> [Your objective]:
From the listing below, pull out every line where the string "name" appears.

> [Source data]:
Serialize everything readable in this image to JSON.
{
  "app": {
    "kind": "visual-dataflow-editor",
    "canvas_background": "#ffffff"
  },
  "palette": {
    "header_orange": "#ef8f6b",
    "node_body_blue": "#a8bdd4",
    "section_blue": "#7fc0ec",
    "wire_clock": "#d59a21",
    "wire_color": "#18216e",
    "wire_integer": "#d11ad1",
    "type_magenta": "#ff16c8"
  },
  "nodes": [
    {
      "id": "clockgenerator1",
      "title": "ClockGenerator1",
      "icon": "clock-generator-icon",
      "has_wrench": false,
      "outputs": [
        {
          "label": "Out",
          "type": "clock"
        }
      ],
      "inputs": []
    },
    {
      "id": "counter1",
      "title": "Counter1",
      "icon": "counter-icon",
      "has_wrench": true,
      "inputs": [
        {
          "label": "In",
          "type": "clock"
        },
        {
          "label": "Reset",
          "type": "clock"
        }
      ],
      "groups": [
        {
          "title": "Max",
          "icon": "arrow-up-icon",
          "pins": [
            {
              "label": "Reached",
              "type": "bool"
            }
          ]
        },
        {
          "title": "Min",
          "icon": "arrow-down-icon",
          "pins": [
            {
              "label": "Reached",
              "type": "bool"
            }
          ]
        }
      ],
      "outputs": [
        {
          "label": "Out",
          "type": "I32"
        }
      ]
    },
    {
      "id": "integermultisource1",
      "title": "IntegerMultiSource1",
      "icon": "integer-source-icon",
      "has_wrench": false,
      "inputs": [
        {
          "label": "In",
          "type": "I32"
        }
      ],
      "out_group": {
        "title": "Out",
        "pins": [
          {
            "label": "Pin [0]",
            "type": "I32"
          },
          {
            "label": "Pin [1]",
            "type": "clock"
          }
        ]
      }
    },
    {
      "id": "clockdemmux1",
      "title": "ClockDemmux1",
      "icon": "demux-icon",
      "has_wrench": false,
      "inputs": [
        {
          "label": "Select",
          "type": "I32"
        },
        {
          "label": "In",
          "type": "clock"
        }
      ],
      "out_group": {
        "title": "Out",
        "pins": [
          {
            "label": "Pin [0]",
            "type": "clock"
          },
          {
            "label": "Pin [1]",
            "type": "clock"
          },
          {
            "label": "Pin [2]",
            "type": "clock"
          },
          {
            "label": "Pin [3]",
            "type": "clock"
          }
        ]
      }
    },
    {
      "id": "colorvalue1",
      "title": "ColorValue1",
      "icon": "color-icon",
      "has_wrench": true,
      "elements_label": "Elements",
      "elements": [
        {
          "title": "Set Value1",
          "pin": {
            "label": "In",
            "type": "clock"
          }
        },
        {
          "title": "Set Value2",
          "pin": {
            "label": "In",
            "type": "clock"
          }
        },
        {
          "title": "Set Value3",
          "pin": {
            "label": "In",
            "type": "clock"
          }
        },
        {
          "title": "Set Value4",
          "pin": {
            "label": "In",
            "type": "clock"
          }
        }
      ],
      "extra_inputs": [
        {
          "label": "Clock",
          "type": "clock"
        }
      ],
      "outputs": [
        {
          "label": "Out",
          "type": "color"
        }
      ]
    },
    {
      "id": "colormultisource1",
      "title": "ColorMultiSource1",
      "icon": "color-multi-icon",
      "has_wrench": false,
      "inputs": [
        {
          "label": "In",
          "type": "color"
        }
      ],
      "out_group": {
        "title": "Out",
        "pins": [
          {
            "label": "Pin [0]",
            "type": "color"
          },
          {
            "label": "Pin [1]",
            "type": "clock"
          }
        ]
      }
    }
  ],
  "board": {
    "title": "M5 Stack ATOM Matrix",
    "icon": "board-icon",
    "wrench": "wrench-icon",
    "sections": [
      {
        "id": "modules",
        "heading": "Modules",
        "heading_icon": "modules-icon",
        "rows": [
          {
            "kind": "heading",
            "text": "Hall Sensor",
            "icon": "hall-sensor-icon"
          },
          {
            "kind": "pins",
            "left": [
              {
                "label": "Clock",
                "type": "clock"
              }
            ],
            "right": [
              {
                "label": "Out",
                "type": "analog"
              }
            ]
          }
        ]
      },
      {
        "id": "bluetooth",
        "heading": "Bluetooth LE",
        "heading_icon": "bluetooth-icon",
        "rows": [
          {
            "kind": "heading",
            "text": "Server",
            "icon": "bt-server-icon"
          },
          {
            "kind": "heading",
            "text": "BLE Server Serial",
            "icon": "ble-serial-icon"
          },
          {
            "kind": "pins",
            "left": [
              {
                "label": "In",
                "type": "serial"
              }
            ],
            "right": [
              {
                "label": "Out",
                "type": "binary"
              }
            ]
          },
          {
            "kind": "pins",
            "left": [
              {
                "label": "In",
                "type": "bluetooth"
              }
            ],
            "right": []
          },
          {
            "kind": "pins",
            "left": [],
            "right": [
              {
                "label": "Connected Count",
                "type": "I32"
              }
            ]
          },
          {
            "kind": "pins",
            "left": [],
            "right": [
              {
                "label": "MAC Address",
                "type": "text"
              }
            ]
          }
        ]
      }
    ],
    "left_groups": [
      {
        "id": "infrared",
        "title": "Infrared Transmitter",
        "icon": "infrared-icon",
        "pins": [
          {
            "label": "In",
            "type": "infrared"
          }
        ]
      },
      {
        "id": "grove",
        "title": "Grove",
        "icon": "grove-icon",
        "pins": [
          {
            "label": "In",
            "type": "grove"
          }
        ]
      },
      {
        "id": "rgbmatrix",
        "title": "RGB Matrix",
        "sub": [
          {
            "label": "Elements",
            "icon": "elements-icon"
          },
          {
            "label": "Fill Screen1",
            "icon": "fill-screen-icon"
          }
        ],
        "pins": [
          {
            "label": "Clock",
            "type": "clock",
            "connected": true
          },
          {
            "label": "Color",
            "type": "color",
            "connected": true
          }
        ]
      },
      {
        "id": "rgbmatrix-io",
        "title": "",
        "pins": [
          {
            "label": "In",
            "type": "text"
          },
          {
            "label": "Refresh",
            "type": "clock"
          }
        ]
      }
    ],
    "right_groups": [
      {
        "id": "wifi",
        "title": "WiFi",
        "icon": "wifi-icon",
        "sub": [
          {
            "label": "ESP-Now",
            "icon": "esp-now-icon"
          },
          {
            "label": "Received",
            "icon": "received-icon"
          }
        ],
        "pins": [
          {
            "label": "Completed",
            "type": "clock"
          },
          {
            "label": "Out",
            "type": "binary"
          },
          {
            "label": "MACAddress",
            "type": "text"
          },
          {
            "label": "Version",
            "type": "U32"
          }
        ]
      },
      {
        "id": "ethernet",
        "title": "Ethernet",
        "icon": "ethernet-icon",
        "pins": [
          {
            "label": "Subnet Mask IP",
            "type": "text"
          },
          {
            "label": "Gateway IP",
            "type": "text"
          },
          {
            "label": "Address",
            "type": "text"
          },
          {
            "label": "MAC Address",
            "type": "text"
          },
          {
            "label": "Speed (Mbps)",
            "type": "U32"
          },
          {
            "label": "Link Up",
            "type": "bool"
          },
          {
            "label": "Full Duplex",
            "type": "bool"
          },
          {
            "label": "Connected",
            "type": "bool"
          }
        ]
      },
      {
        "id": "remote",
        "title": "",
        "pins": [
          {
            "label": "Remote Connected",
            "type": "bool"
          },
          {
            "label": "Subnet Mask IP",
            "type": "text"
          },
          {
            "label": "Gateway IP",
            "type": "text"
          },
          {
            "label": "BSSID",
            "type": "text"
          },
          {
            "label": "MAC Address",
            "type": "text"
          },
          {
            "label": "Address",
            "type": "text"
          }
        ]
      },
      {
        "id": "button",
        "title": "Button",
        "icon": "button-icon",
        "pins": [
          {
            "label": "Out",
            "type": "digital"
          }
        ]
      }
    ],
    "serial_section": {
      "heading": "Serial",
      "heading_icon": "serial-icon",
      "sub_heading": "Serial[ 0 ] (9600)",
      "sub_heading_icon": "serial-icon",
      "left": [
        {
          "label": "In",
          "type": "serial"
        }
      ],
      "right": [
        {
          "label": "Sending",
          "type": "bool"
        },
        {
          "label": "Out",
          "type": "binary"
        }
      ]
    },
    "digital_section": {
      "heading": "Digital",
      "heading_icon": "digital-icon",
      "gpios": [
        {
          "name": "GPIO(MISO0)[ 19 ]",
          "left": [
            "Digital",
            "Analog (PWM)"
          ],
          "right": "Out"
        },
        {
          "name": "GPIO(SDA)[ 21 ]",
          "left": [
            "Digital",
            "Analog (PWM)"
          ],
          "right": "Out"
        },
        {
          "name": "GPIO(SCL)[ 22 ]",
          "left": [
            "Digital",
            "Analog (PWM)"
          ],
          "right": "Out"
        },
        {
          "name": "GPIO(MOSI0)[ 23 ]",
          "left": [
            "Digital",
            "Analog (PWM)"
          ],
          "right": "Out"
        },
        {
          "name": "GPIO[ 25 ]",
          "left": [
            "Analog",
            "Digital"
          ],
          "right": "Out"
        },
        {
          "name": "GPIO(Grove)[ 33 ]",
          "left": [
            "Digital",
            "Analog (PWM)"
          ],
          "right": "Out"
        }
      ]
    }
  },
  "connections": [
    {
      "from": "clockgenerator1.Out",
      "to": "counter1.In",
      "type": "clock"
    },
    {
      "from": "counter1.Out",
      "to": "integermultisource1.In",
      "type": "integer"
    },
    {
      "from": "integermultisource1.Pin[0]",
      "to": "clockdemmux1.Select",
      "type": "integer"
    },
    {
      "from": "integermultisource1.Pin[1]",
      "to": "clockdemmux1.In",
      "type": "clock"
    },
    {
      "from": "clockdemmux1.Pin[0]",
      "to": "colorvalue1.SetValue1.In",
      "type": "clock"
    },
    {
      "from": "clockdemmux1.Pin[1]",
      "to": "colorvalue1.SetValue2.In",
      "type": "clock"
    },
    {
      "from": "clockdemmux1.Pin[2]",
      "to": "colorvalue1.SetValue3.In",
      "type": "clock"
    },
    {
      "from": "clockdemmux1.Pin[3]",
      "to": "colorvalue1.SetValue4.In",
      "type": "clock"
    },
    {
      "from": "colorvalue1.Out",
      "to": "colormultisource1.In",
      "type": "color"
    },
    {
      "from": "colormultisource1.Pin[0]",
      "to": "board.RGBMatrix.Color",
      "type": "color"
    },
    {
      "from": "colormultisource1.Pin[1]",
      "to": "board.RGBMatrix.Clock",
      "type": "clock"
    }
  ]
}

> [Written reply]:
          "name": "GPIO(MISO0)[ 19 ]",
          "name": "GPIO(SDA)[ 21 ]",
          "name": "GPIO(SCL)[ 22 ]",
          "name": "GPIO(MOSI0)[ 23 ]",
          "name": "GPIO[ 25 ]",
          "name": "GPIO(Grove)[ 33 ]",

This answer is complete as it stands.